      }.bind(this));
    };

    SortStuffProto.clickHandler = function(e) {
      var target = Q(this.getAttribute('target'))[0];
      var elements = [];
      var children = target.children;
      for (var i=0; i<children.length; i++) {
        var ele = children[i];
        var value = ele.dataset[e.target.dataset.key];
        elements.push({
          value: value,
          node: ele
        });
      }
      elements.sort(function(x, y) {
        return (x.value == y.value ? 0 : (x.value > y.value ? 1 : -1));
      });
      elements.forEach(function(i) {
        target.appendChild(i.node);
      });
    };

    document.registerElement('sort-stuff', {prototype: SortStuffProto});

And here is a running example of the code above:

  • Item 3
  • Item 1
  • Item 4
  • Item 2
  • Item 5

Note the surfaces that were used in constructing this functionality:

  1. sort-stuff has an attribute 'target' that selects the element to sort.
  2. The target children have data attributes that elements are sorted on.
  3. sort-stuff registers for 'click' events from its children.
  4. sort-stuff children have data attributes that determine how the target children will be sorted.

In addition you could imagine adding a custom event 'sorted' that 'sort-stuff' could generate each time it sorts.

So there's your six surfaces that you can use when composing elements into your application.

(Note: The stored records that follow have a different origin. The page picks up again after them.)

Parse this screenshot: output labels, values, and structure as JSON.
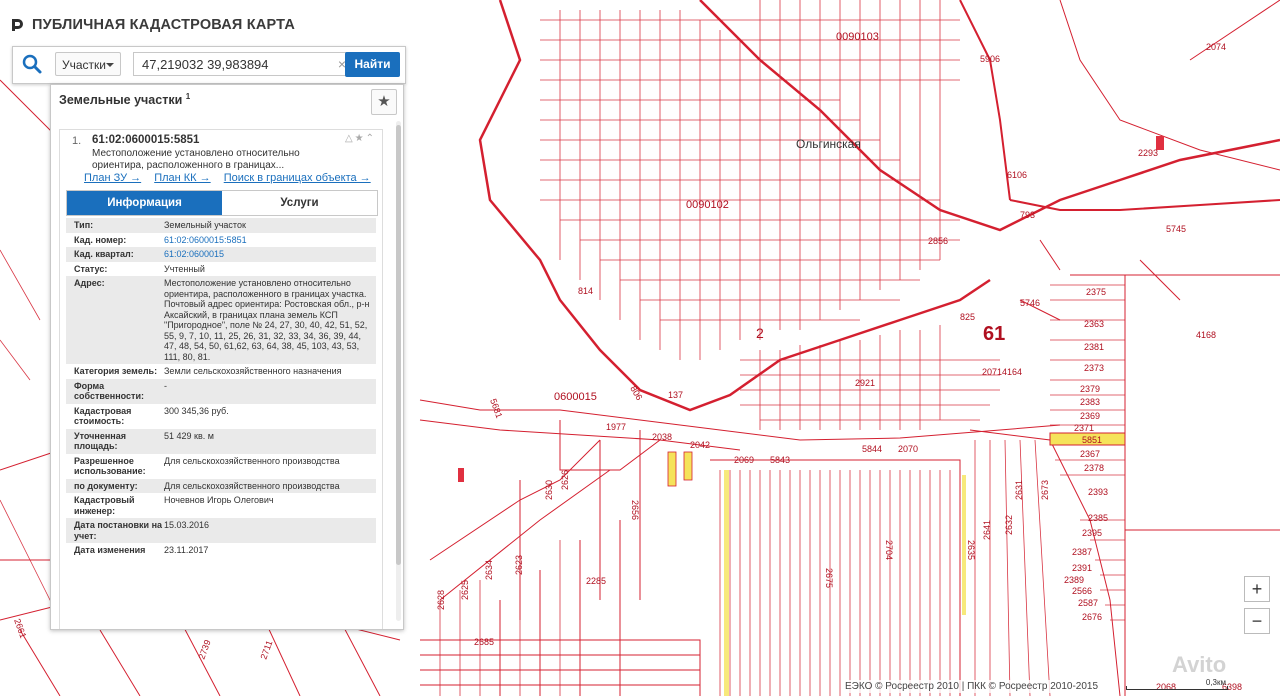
{
  "header": {
    "title": "ПУБЛИЧНАЯ КАДАСТРОВАЯ КАРТА"
  },
  "search": {
    "type_label": "Участки",
    "query": "47,219032 39,983894",
    "clear_label": "×",
    "button_label": "Найти"
  },
  "panel": {
    "title": "Земельные участки",
    "count": "1",
    "result": {
      "number": "1.",
      "cad_number": "61:02:0600015:5851",
      "description": "Местоположение установлено относительно ориентира, расположенного в границах...",
      "links": [
        "План ЗУ →",
        "План КК →",
        "Поиск в границах объекта →"
      ]
    },
    "tabs": [
      {
        "label": "Информация"
      },
      {
        "label": "Услуги"
      }
    ],
    "attributes": [
      {
        "k": "Тип:",
        "v": "Земельный участок"
      },
      {
        "k": "Кад. номер:",
        "v": "61:02:0600015:5851"
      },
      {
        "k": "Кад. квартал:",
        "v": "61:02:0600015"
      },
      {
        "k": "Статус:",
        "v": "Учтенный"
      },
      {
        "k": "Адрес:",
        "v": "Местоположение установлено относительно ориентира, расположенного в границах участка. Почтовый адрес ориентира: Ростовская обл., р-н Аксайский, в границах плана земель КСП \"Пригородное\", поле № 24, 27, 30, 40, 42, 51, 52, 55, 9, 7, 10, 11, 25, 26, 31, 32, 33, 34, 36, 39, 44, 47, 48, 54, 50, 61,62, 63, 64, 38, 45, 103, 43, 53, 111, 80, 81."
      },
      {
        "k": "Категория земель:",
        "v": "Земли сельскохозяйственного назначения"
      },
      {
        "k": "Форма собственности:",
        "v": "-"
      },
      {
        "k": "Кадастровая стоимость:",
        "v": "300 345,36 руб."
      },
      {
        "k": "Уточненная площадь:",
        "v": "51 429 кв. м"
      },
      {
        "k": "Разрешенное использование:",
        "v": "Для сельскохозяйственного производства"
      },
      {
        "k": "по документу:",
        "v": "Для сельскохозяйственного производства"
      },
      {
        "k": "Кадастровый инженер:",
        "v": "Ночевнов Игорь Олегович"
      },
      {
        "k": "Дата постановки на учет:",
        "v": "15.03.2016"
      },
      {
        "k": "Дата изменения",
        "v": "23.11.2017"
      }
    ]
  },
  "map": {
    "labels": [
      "0090103",
      "Ольгинская",
      "0090102",
      "0600015",
      "61",
      "2",
      "5906",
      "2074",
      "2293",
      "5745",
      "2856",
      "793",
      "6106",
      "814",
      "825",
      "5746",
      "2375",
      "2363",
      "2381",
      "2373",
      "2379",
      "2383",
      "2369",
      "2371",
      "5851",
      "2367",
      "2378",
      "2393",
      "2385",
      "2395",
      "2387",
      "2391",
      "2389",
      "2566",
      "2587",
      "2676",
      "4168",
      "2921",
      "2071",
      "4164",
      "1977",
      "2038",
      "2042",
      "2069",
      "5843",
      "5844",
      "2070",
      "5681",
      "2630",
      "2626",
      "2656",
      "2285",
      "2704",
      "2675",
      "2685",
      "2634",
      "2623",
      "2625",
      "2628",
      "2631",
      "2673",
      "2635",
      "2641",
      "2632",
      "2068",
      "6398",
      "806",
      "137",
      "2739",
      "2711",
      "2661"
    ],
    "highlight_color": "#f5e35a",
    "line_color": "#d42030"
  },
  "controls": {
    "zoom_in": "+",
    "zoom_out": "−"
  },
  "footer": {
    "copyright": "ЕЭКО © Росреестр 2010 | ПКК © Росреестр 2010-2015",
    "scale": "0,3км"
  },
  "watermark": "Avito"
}
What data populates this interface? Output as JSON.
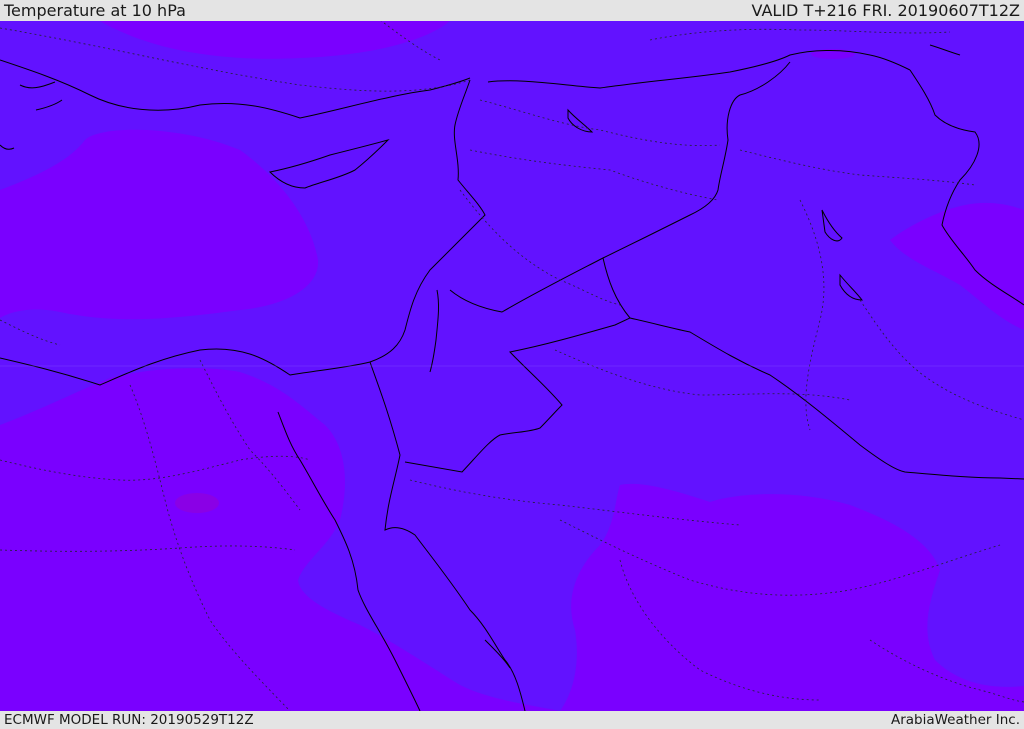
{
  "header": {
    "title": "Temperature at 10 hPa",
    "valid_time": "VALID T+216 FRI. 20190607T12Z"
  },
  "footer": {
    "model_run": "ECMWF MODEL RUN: 20190529T12Z",
    "credit": "ArabiaWeather Inc."
  },
  "map": {
    "field": "Temperature at 10 hPa",
    "colors": {
      "warmer_band": "#6212ff",
      "cooler_band": "#7a00ff",
      "coolest_spot": "#8a00e6",
      "coastline": "#000000",
      "borders": "#222233"
    }
  }
}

And why the insistence on making the number of surfaces equal six? Because while history may not repeat itself, it does rhyme.